- The finest possible mirror-gloss grades are finally reached with pleated buffing discs made of very soft and first-quality cotton flannel
- Matt or silky surfaces or elegantly brushed designs can be reached through polishing discs made of non-woven containing various types of abrasives
- Shank tools for manual drilling machines are used for post-processing in hard-to-reach areas of complex work pieces
Principles for Professional Buffing
- Buffing wheels must be carefully prepared and maintained before and during use
- Always buff in a criss-cross pattern, i.e. at right angles to the sanding / polishing direction of the previous work step
- The buffing must take place in the optimal temperature range, so the work piece surface must neither be too cold nor too warm
- Make sure that the workplace is extremely clean in order to achieve a flawless high-gloss finish
- A separate buffing wheel is required for each buffing compound used
- Buffing discs must never come into contact with dust, abrasion or polishing discs from the previous polishing steps. Just a few grains of a coarser buffing compound could destroy an already achieved buffing result
Buffing of Stainless Steel
The basis for buffing stainless steel is a fine and particularly uniform finish. Once errors have arisen due to negligent or incorrect sanding on the stainless steel surface, experience has shown that the subsequent buffing steps can no longer compensate for them.
We recommend cutting speeds of 30 - 35 m / s for buffing stainless steel. When buffing stainless steel, the working temperature should not exceed approx. 50 - 60 ° C. At higher temperatures, there is a risk of tarnishing and irreversible surface changes, which can often no longer be compensated for by further polishing. Furthermore, thin sheets of stainless steel tend to warp at higher temperatures.
The temperature development can be controlled via the selection of the wheel construction, the limitation of the contact times and the depth of immersion into the polishing wheel.
In order to achieve a fine mirror finish on stainless steel surfaces, several subsequent polishing steps must be carried out. It is crucial to continue to refine the polishing paste in the successive steps. The polishing paste should become a maximum of 100% finer from step to step (e.g. from grain 600 to grain 1200).
Buffing of Aluminium
Aluminum surfaces must be ground very carefully before polishing. Care should be taken to ensure that the grain size of the abrasive used is only increased in small steps.
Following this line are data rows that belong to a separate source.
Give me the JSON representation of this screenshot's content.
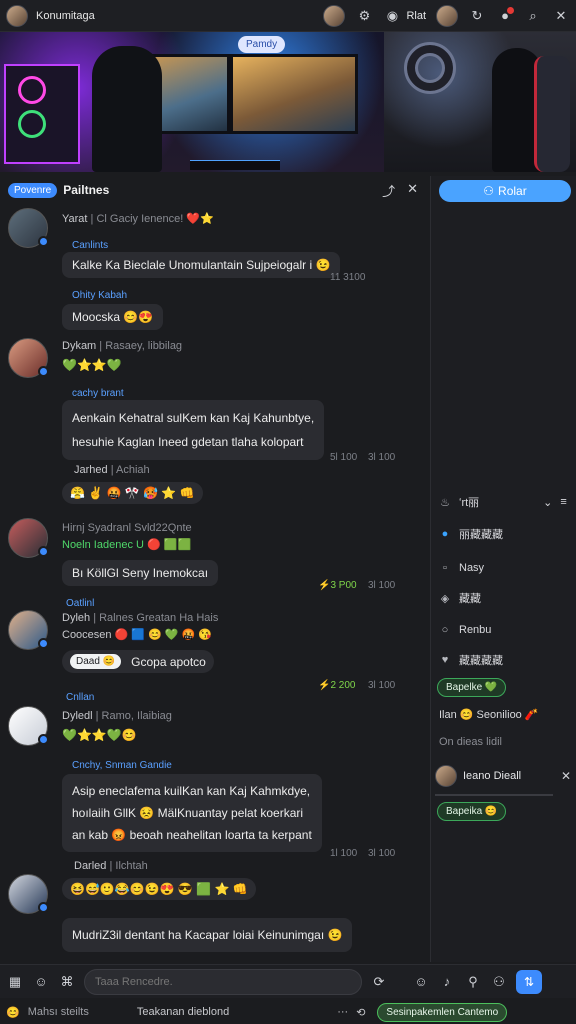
{
  "topbar": {
    "app_title": "Konumitaga",
    "user_short": "Rlat"
  },
  "hero": {
    "pill": "Pamdy"
  },
  "chat_header": {
    "tag": "Povenre",
    "title": "Pailtnes"
  },
  "messages": [
    {
      "meta": "Yarat",
      "meta_dim": "| Cl Gaciy Ienence!",
      "meta_emoji": "❤️⭐",
      "username": "Canlints",
      "bubble": "Kalke Ka Bieclale Unomulantain Sujpeiogalr i 😉",
      "time": "11 3100"
    },
    {
      "username": "Ohity Kabah",
      "bubble": "Moocska 😊😍"
    },
    {
      "meta": "Dykam",
      "meta_dim": "| Rasaey, libbilag",
      "emoji_row": "💚⭐⭐💚",
      "username": "cachy brant",
      "bubble_lines": [
        "Aenkain Kehatral sulKem kan Kaj Kahunbtye,",
        "hesuhie Kaglan Ineed gdetan tlaha kolopart"
      ],
      "time_a": "5l 100",
      "time_b": "3l 100"
    },
    {
      "meta": "Jarhed",
      "meta_dim": "| Achiah",
      "emoji_row": "😤 ✌️ 🤬 🎌 🥵 ⭐ 👊"
    },
    {
      "meta": "Hirnj Syadranl Svld22Qnte",
      "green_line": "Noeln Iadenec U 🔴 🟩🟩",
      "bubble": "Bı KöllGl Seny Inemokcaı",
      "time_a": "⚡3 P00",
      "time_b": "3l 100"
    },
    {
      "username": "Oatlinl",
      "meta": "Dyleh",
      "meta_dim": "| Ralnes Greatan Ha Hais",
      "emoji_row": "Coocesen 🔴 🟦 😊 💚 🤬 😘",
      "bubble_tag": "Daad 😊",
      "bubble": "Gcopa apotco",
      "time_a": "⚡2 200",
      "time_b": "3l 100"
    },
    {
      "username": "Cnllan",
      "meta": "Dyledl",
      "meta_dim": "| Ramo, Ilaibiag",
      "emoji_row": "💚⭐⭐💚😊",
      "username2": "Cnchy, Snman Gandie",
      "bubble_lines": [
        "Asip eneclafema kuilKan kan Kaj Kahmkdye,",
        "hoılaiih GllK 😣 MälKnuantay pelat koerkari",
        "an kab 😡 beoah neahelitan loarta ta kerpant"
      ],
      "time_a": "1l 100",
      "time_b": "3l 100"
    },
    {
      "meta": "Darled",
      "meta_dim": "| Ilchtah",
      "emoji_row": "😆😅🙂😂😊😉😍 😎 🟩 ⭐ 👊",
      "bubble": "MudriZ3il dentant ha Kacapar loiai Keinunimgaı 😉"
    }
  ],
  "sidebar": {
    "button": "Rolar",
    "section_title": "ʻrt丽",
    "rows": [
      {
        "icon": "info-icon",
        "label": "丽藏藏藏"
      },
      {
        "icon": "square-icon",
        "label": "Nasy"
      },
      {
        "icon": "sync-icon",
        "label": "藏藏"
      },
      {
        "icon": "circle-icon",
        "label": "Renbu"
      },
      {
        "icon": "heart-icon",
        "label": "藏藏藏藏"
      }
    ],
    "pill1": "Bapelke 💚",
    "row_emoji": "Ilan 😊 Seonilioo 🧨",
    "dim_row": "On dieas lidil",
    "profile_name": "Ieano Dieall",
    "pill2": "Bapeika 😊"
  },
  "composer": {
    "placeholder": "Taaa Rencedre."
  },
  "statusbar": {
    "left": "Mahsı steilts",
    "center": "Teakanan dieblond",
    "dots": "···",
    "pill": "Sesinpakemlen Cantemo"
  }
}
If grooves appear during later polishing, the final sanding before polishing was not fine enough.
For the cut-buffing of ground aluminum surfaces, very firm sisal-cotton discs are used together with a coarse cut-buffing compound. For the subsequent high-gloss polishing, chose a pleated flannel polishing discs together with a super-finish high-gloss compound.
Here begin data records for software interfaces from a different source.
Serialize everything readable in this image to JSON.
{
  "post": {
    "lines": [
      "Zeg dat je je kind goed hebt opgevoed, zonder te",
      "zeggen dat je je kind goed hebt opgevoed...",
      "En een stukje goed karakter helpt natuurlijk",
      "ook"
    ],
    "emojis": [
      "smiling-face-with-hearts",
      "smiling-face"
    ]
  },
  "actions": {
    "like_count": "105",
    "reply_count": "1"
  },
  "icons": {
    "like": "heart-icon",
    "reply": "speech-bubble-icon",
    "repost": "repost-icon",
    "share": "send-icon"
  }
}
We recommend high cutting speeds of 30 - 60 m/s for polishing aluminum. Since overheating of aluminum can lead to irreversible disturbance of the metal grid in connection with undesired oxidation, overheating of the metal must be absolutely avoided. If the metal surface has been disturbed due to overheating during polishing, this damage can usually only be repaired by repeating the grinding process.
Buffing of Brass
Brass is mainly polished in the manufacture of instruments, building decoration, furniture and bathroom fittings and in restoration. Expertly performed brass polishes give the metal an appearance that is very similar to gold. Unfortunately, however, brass tarnishes again over time, so the polishing must be repeated regularly.
To obtain mirror finish on brass, the surface is first sanded with P240 - P320 and then buffed in 2-3 subsequent steps. High-gloss finish on brass is usually best be obtained by standard buffing discs made of multiple cotton plies held together by quilting seams.
The recommended cutting speed for buffing discs on brass is approx. 30 - 45 m / s. As with all non-ferrous metals, particular care must be taken not to overheat brass. Otherwise, uneven surfaces can arise, which would finally prevent the desired deep shine of the material.